KUCHING: While it is important to focus on vaccinating adults, senior citizens and people with disabilities (OKU), the need to vaccinate children, especially those with comorbidities, should also be taken into consideration.
Associate Professor Dr Helmy Hazmi, a public health physician currently working in the Faculty of Medicine and Health Sciences, Universiti Malaysia Sarawak (Unimas), pointed out that even if all of the adults were vaccinated, the desired herd immunity could not be achieved.
“In order to achieve the herd immunity of at least 80 percent, the vaccination drive should also include children under 18 years old. After all, those under 18 make up a quarter of the nation’s population.
“Even if we manage to vaccinate 100 percent of adults, we still have not achieved the desired herd immunity yet since we miss out on the children,” he said.
Dr Helmy pointed this out when asked by New Sarawak Tribune whether Sarawak should include vaccine doses for children in its proposed vaccine purchases today.
Dr Helmy stated that children under the age of 18 represented less than 10 percent of reported cases of Covid-19 but this did not indicate that they were immune.
He said infected children might remain asymptomatic or showing mild symptoms but could pass on the infection to adult members in the households.
“Children are less affected by Covid-19 as children under the age of 18 represents less than 10 percent of reported cases of Covid-19 and in some places, it is as low as 2 percent. In addition to that, the death rate involving children is very low.
“This is in contrast with the adults who are more susceptible to contracting Covid-19 and the risk of dying is higher, particularly for the elderly as well as those with existing chronic diseases. Hence, it is right to prioritise adults and elderly for vaccination.

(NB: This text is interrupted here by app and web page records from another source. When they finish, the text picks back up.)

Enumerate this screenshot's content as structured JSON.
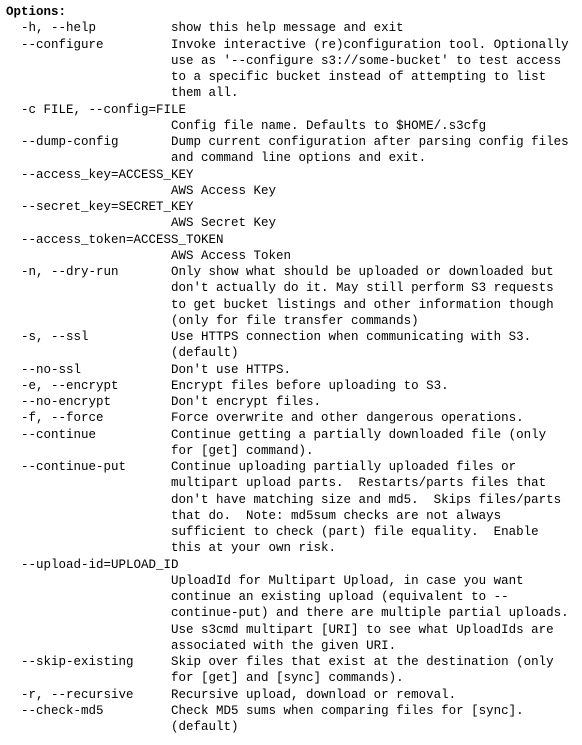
{
  "section_title": "Options:",
  "entries": [
    {
      "kind": "option",
      "flags": "  -h, --help          ",
      "desc": "show this help message and exit"
    },
    {
      "kind": "option",
      "flags": "  --configure         ",
      "desc": "Invoke interactive (re)configuration tool. Optionally use as '--configure s3://some-bucket' to test access to a specific bucket instead of attempting to list them all."
    },
    {
      "kind": "header",
      "flags": "  -c FILE, --config=FILE"
    },
    {
      "kind": "option",
      "flags": "                      ",
      "desc": "Config file name. Defaults to $HOME/.s3cfg"
    },
    {
      "kind": "option",
      "flags": "  --dump-config       ",
      "desc": "Dump current configuration after parsing config files and command line options and exit."
    },
    {
      "kind": "header",
      "flags": "  --access_key=ACCESS_KEY"
    },
    {
      "kind": "option",
      "flags": "                      ",
      "desc": "AWS Access Key"
    },
    {
      "kind": "header",
      "flags": "  --secret_key=SECRET_KEY"
    },
    {
      "kind": "option",
      "flags": "                      ",
      "desc": "AWS Secret Key"
    },
    {
      "kind": "header",
      "flags": "  --access_token=ACCESS_TOKEN"
    },
    {
      "kind": "option",
      "flags": "                      ",
      "desc": "AWS Access Token"
    },
    {
      "kind": "option",
      "flags": "  -n, --dry-run       ",
      "desc": "Only show what should be uploaded or downloaded but don't actually do it. May still perform S3 requests to get bucket listings and other information though (only for file transfer commands)"
    },
    {
      "kind": "option",
      "flags": "  -s, --ssl           ",
      "desc": "Use HTTPS connection when communicating with S3. (default)"
    },
    {
      "kind": "option",
      "flags": "  --no-ssl            ",
      "desc": "Don't use HTTPS."
    },
    {
      "kind": "option",
      "flags": "  -e, --encrypt       ",
      "desc": "Encrypt files before uploading to S3."
    },
    {
      "kind": "option",
      "flags": "  --no-encrypt        ",
      "desc": "Don't encrypt files."
    },
    {
      "kind": "option",
      "flags": "  -f, --force         ",
      "desc": "Force overwrite and other dangerous operations."
    },
    {
      "kind": "option",
      "flags": "  --continue          ",
      "desc": "Continue getting a partially downloaded file (only for [get] command)."
    },
    {
      "kind": "option",
      "flags": "  --continue-put      ",
      "desc": "Continue uploading partially uploaded files or multipart upload parts.  Restarts/parts files that don't have matching size and md5.  Skips files/parts that do.  Note: md5sum checks are not always sufficient to check (part) file equality.  Enable this at your own risk."
    },
    {
      "kind": "header",
      "flags": "  --upload-id=UPLOAD_ID"
    },
    {
      "kind": "option",
      "flags": "                      ",
      "desc": "UploadId for Multipart Upload, in case you want continue an existing upload (equivalent to --continue-put) and there are multiple partial uploads.  Use s3cmd multipart [URI] to see what UploadIds are associated with the given URI."
    },
    {
      "kind": "option",
      "flags": "  --skip-existing     ",
      "desc": "Skip over files that exist at the destination (only for [get] and [sync] commands)."
    },
    {
      "kind": "option",
      "flags": "  -r, --recursive     ",
      "desc": "Recursive upload, download or removal."
    },
    {
      "kind": "option",
      "flags": "  --check-md5         ",
      "desc": "Check MD5 sums when comparing files for [sync]. (default)"
    }
  ]
}
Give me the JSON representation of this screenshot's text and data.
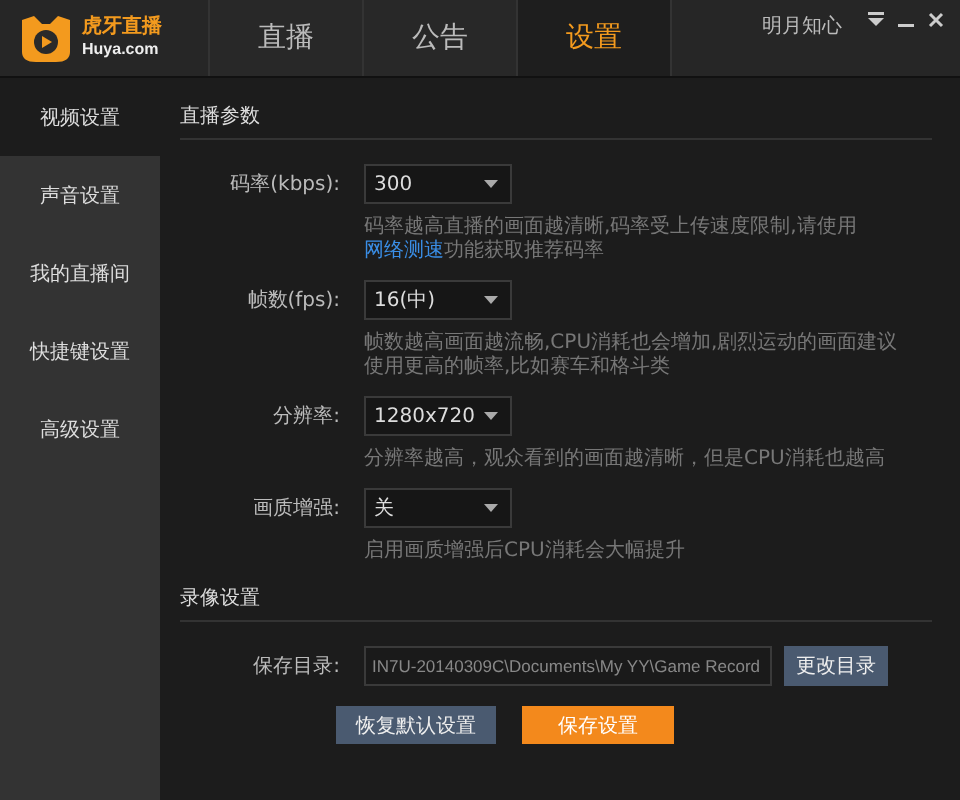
{
  "logo": {
    "title": "虎牙直播",
    "domain": "Huya.com"
  },
  "tabs": [
    {
      "label": "直播",
      "selected": false
    },
    {
      "label": "公告",
      "selected": false
    },
    {
      "label": "设置",
      "selected": true
    }
  ],
  "user": "明月知心",
  "sidebar": {
    "items": [
      {
        "label": "视频设置",
        "selected": true
      },
      {
        "label": "声音设置",
        "selected": false
      },
      {
        "label": "我的直播间",
        "selected": false
      },
      {
        "label": "快捷键设置",
        "selected": false
      },
      {
        "label": "高级设置",
        "selected": false
      }
    ]
  },
  "live_section": {
    "title": "直播参数",
    "rows": [
      {
        "label": "码率(kbps):",
        "value": "300",
        "hint": "码率越高直播的画面越清晰,码率受上传速度限制,请使用",
        "link": "网络测速",
        "hint_after": "功能获取推荐码率"
      },
      {
        "label": "帧数(fps):",
        "value": "16(中)",
        "hint": "帧数越高画面越流畅,CPU消耗也会增加,剧烈运动的画面建议使用更高的帧率,比如赛车和格斗类"
      },
      {
        "label": "分辨率:",
        "value": "1280x720",
        "hint": "分辨率越高，观众看到的画面越清晰，但是CPU消耗也越高"
      },
      {
        "label": "画质增强:",
        "value": "关",
        "hint": "启用画质增强后CPU消耗会大幅提升"
      }
    ]
  },
  "record_section": {
    "title": "录像设置",
    "label": "保存目录:",
    "path": "IN7U-20140309C\\Documents\\My YY\\Game Record",
    "change_button": "更改目录"
  },
  "buttons": [
    {
      "label": "恢复默认设置",
      "kind": "secondary"
    },
    {
      "label": "保存设置",
      "kind": "primary"
    }
  ]
}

“However, we cannot deny that children are not totally immune. It is worrying because they can still be infected and may pass on the infection to other adult members, especially the elderly and those with comorbidities,” he said.
Dr Helmy added that children with comorbidities should be considered for vaccination next.
“We need to also think about children with comorbidities. There are children who have diabetes, asthma, heart disease, weakened immune system, who are obese and so on. Until data is available and if everything goes well, they should be next on the list to be considered for vaccination,” he said.
Dr Helmy said the purchasing power and availability of vaccines to be purchased must also be taken into account.
“Other factors that need to be considered when including vaccine doses for children are the purchasing power and the availability of vaccine to be purchased. It may be the bottle neck for us.
“We may have the money to buy vaccines but the production of vaccines might be limited. We need to remember that all countries in the world are scrambling to get their hands on the vaccines,” he said.
Asked whether the current vaccines were safe for children, Dr Helmy stated that Pfizer recently reported that its vaccine was relatively safe when administered to teenage group.
“In terms of safety, Pfizer has announced that in its third phase of trial involving 2260 adolescents aged between 12 to 15, the efficacy rate is 100 percent. This is more than the adults which is at 95 percent.
“The most important thing is that there were no serious effects reported. Although at this point, the data has not been peer reviewed and confirmed independently, it is an interesting development.
“We are still waiting for results from other trials using other types of vaccine involving children and adolescents. Similar patterns should be seen in trials involving other vaccine types but we need to follow up closely on the data as time goes by,” he said.
On the administration of vaccines for the children, Dr Helmy said it would be a multisectoral task similar to the current vaccination exercise.
He pointed out that it would not only involve the Ministry of Health (MOH) but also collaborations with the Education Department, Department of Information, local municipal councils or village committees, among others.
“Our action should be based on data. We just had a census exercise and the information on the distribution of the age groups can be used as a guide in the action plan to administer the vaccines.
“There is also a need to look at hospital registries to determine the number of children with comorbidities if we wish to vaccinate them too,” he said.